You should probably stay away from that store credit card
Rewards, especially in this state of consumerism, are awfully tempting.
We mean rewards as in, 10-to-20 per cent off a purchase-type incentives. The good kind.
One easy way to get those? Sign up for a store credit card, be it at Home Depot, Sears, The Bay or wherever.
Heck, why not? Not only are you making yourself eligible for a nice discount on your initial card purchases, but you’re only working your way to more store points if you shop often in one spot.
And, if you’ve got a bit of trouble with Visa or MasterCard, here you’ve got a friend. Store credit cards are often much easier to qualify for, no matter what your financial history.
So are there any downsides?
Consumer Reports has detailed why shoppers should stay away from store credit cards, and their reasons are tough to argue.
The obvious: store credit card interest rates can be ludicrously high, up to 24.5 per cent in some cases. Compare this to the average 12.81 per cent rate for normal cards, and you’re taking a much bigger gamble if you can’t come up with the cash at month’s end.
“If you miss a payment, any savings you get for opening a store card could quickly evaporate at such high interest rates,” Consumer Reports warns.
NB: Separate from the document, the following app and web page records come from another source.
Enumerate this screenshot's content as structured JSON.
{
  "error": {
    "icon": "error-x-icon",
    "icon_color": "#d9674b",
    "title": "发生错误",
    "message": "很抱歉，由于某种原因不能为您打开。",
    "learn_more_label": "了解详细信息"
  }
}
Your credit score can also take a hit if you open too many cards at once, which – once the intoxication of saving kicks in – you might be prone to do.
Most importantly, though, you might feel a kind of warped loyalty to the store you’ve signed up for a card from. Consumer Reports suggests a rewards program is likely to entice you to spend more than normal to take advantage of any discounts you’d get (all the while neglecting to shop around for the best price.)
“Before you sign up for any credit offer, you should read and understand all the terms and conditions of the account,” the site concludes, “Something you might not be inclined to do with a long line of shoppers waiting impatiently behind you.”
By Jason Buckland, MSN Money